Copy out each line of the material that includes the word "Output".
----- EXTRACTED MATERIAL
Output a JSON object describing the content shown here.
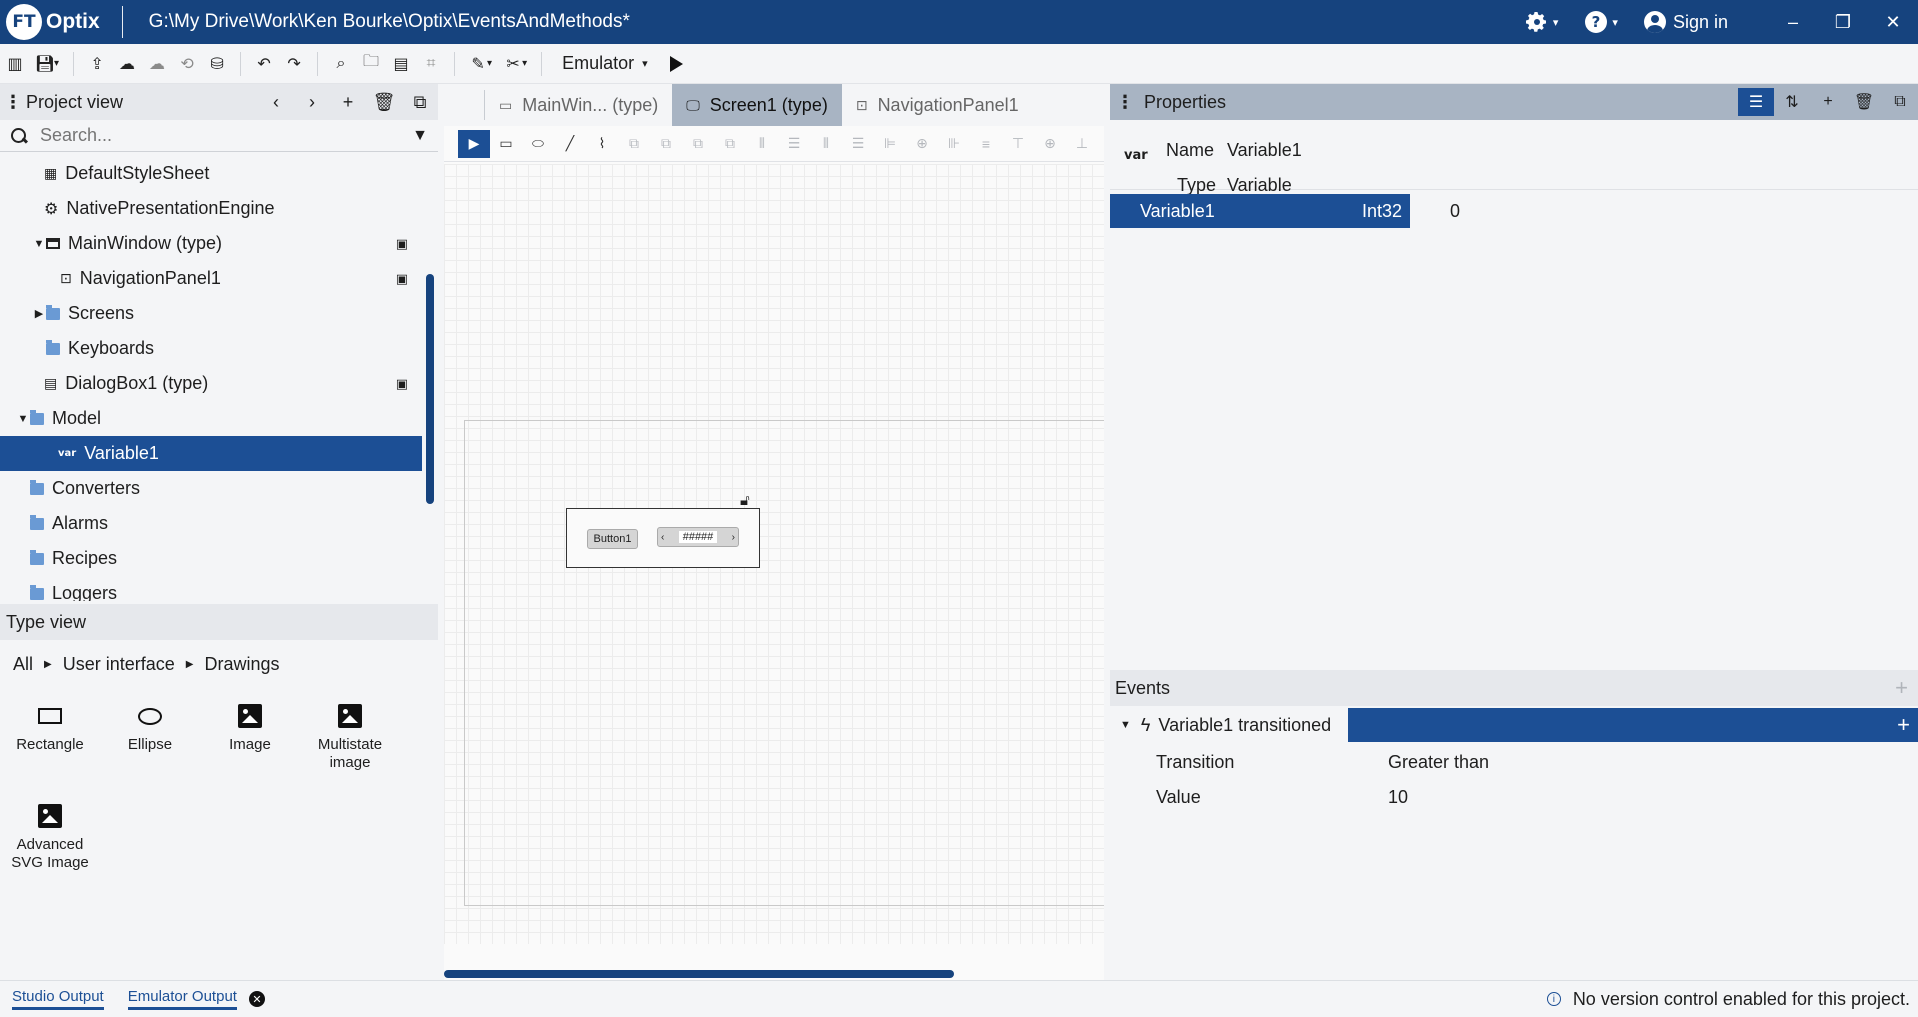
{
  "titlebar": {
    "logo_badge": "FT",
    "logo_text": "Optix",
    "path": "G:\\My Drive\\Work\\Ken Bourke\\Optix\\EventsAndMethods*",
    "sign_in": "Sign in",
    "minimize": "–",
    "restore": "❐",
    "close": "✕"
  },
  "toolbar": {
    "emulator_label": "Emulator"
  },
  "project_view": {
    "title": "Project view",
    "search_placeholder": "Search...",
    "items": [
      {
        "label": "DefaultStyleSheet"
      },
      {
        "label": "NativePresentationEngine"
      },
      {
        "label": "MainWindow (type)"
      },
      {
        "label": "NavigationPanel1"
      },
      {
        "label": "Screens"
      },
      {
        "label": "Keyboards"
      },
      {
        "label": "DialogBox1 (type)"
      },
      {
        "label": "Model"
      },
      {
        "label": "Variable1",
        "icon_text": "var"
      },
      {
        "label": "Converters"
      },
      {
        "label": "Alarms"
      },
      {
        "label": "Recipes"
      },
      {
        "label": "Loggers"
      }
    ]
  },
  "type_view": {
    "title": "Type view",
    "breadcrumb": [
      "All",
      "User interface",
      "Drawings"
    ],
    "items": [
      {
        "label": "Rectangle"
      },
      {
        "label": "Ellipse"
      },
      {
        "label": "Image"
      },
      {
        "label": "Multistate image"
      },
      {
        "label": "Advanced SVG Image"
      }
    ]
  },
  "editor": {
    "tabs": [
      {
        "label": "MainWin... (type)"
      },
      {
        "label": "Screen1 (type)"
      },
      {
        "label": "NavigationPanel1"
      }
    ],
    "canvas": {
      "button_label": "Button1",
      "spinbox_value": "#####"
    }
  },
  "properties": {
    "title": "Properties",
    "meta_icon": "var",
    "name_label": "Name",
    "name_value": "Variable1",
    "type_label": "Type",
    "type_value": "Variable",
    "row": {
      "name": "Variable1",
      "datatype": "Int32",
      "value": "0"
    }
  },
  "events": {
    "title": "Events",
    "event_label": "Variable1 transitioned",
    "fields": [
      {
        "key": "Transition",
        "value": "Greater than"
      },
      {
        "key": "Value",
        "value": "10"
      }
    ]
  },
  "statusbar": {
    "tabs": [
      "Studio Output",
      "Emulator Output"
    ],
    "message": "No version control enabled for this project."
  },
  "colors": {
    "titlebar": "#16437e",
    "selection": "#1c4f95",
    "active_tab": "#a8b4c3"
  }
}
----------
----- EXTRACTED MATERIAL
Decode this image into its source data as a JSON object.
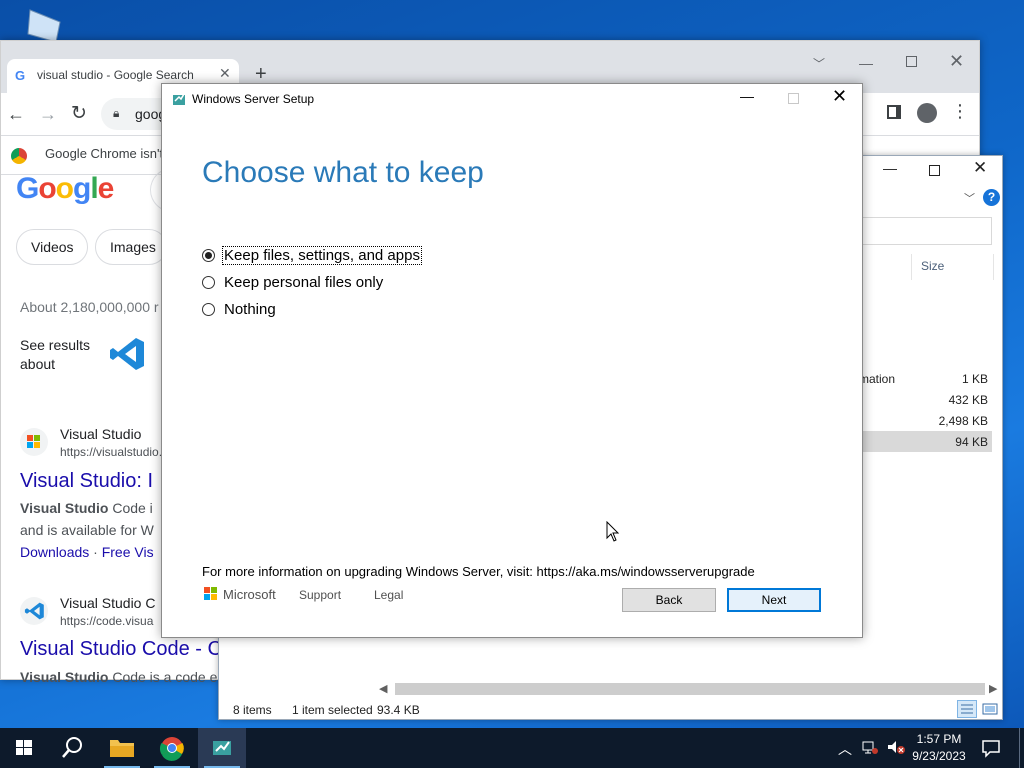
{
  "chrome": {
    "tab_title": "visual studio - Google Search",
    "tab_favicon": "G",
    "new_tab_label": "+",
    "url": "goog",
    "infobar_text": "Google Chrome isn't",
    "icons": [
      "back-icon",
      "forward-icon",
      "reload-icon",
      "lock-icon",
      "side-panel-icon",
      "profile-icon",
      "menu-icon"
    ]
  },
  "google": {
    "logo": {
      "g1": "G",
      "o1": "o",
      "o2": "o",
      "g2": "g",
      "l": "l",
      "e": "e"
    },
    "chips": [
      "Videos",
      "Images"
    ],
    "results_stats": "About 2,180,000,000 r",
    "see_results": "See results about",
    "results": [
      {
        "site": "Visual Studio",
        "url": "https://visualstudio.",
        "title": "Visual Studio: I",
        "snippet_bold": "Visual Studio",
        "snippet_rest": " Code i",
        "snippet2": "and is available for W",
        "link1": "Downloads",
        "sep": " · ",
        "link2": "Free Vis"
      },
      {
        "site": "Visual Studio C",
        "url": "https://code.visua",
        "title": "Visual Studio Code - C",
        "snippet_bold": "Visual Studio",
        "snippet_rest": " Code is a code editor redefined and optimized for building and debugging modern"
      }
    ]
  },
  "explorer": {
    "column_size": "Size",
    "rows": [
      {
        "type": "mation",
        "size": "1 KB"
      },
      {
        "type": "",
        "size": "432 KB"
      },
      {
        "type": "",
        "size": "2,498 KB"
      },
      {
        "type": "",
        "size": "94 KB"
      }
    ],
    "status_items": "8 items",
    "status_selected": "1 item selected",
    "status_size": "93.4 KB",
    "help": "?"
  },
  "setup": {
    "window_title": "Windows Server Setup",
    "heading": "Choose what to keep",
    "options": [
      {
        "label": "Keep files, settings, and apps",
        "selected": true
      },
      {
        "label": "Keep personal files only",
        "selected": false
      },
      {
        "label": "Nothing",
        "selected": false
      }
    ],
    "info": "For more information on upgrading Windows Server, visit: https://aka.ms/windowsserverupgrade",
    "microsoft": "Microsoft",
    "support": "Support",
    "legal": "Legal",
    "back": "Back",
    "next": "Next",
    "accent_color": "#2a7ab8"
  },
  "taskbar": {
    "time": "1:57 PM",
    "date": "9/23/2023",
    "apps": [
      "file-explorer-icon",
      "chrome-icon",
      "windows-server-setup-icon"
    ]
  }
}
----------
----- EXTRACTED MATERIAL
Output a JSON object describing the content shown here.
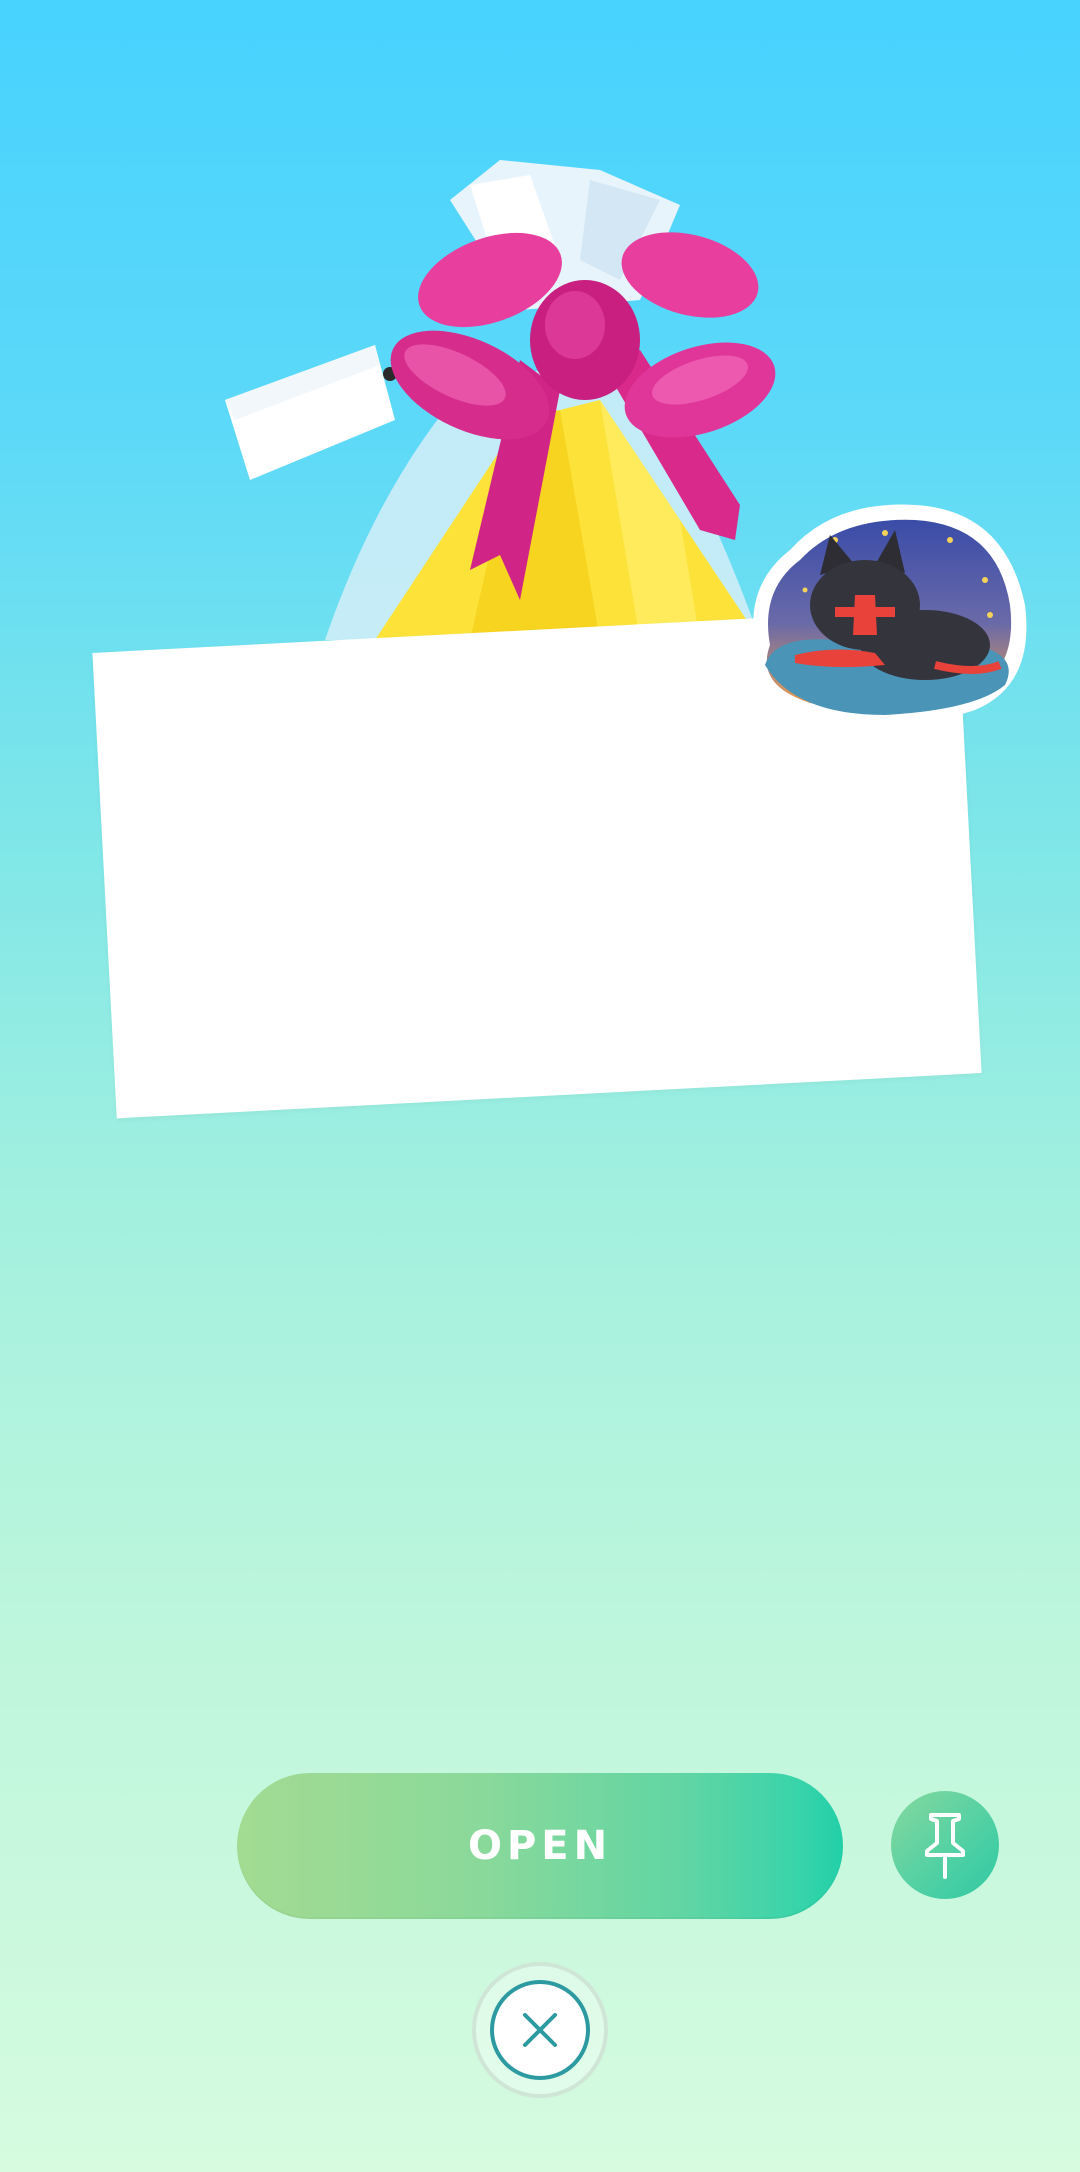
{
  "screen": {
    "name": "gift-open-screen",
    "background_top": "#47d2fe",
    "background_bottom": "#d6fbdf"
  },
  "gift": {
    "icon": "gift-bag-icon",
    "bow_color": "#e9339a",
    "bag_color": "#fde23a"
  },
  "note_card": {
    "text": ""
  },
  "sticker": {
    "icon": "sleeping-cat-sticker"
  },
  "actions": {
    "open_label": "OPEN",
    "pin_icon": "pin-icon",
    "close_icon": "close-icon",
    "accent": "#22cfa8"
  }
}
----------
TASK ANSWER:
Output a JSON object describing the content shown here.
      "Studio Output",
      "Emulator Output"
Output a JSON object describing the content shown here.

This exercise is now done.